*EXERCISE REQUIREMENTS*
Could you give back the listing below exactly, every line included?
▽
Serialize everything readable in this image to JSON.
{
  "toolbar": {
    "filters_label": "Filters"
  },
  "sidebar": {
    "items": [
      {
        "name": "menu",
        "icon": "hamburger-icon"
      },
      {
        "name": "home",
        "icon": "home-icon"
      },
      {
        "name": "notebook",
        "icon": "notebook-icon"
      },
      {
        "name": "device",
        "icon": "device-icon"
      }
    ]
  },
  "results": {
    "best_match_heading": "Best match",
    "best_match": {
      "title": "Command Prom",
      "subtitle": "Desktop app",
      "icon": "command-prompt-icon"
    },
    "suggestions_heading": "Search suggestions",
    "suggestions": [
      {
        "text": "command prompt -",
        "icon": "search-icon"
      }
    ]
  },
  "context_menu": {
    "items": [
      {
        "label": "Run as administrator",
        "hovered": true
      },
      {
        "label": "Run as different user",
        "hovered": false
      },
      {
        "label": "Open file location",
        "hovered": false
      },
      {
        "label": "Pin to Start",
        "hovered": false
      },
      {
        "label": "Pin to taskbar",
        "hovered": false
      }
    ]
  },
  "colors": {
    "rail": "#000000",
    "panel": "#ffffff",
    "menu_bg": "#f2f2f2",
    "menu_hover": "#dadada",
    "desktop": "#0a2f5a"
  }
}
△
*COMPLETED EXERCISE*
Serialize everything readable in this image to JSON.
{
  "toolbar": {
    "filters_label": "Filters"
  },
  "sidebar": {
    "items": [
      {
        "name": "menu",
        "icon": "hamburger-icon"
      },
      {
        "name": "home",
        "icon": "home-icon"
      },
      {
        "name": "notebook",
        "icon": "notebook-icon"
      },
      {
        "name": "device",
        "icon": "device-icon"
      }
    ]
  },
  "results": {
    "best_match_heading": "Best match",
    "best_match": {
      "title": "Command Prom",
      "subtitle": "Desktop app",
      "icon": "command-prompt-icon"
    },
    "suggestions_heading": "Search suggestions",
    "suggestions": [
      {
        "text": "command prompt -",
        "icon": "search-icon"
      }
    ]
  },
  "context_menu": {
    "items": [
      {
        "label": "Run as administrator",
        "hovered": true
      },
      {
        "label": "Run as different user",
        "hovered": false
      },
      {
        "label": "Open file location",
        "hovered": false
      },
      {
        "label": "Pin to Start",
        "hovered": false
      },
      {
        "label": "Pin to taskbar",
        "hovered": false
      }
    ]
  },
  "colors": {
    "rail": "#000000",
    "panel": "#ffffff",
    "menu_bg": "#f2f2f2",
    "menu_hover": "#dadada",
    "desktop": "#0a2f5a"
  }
}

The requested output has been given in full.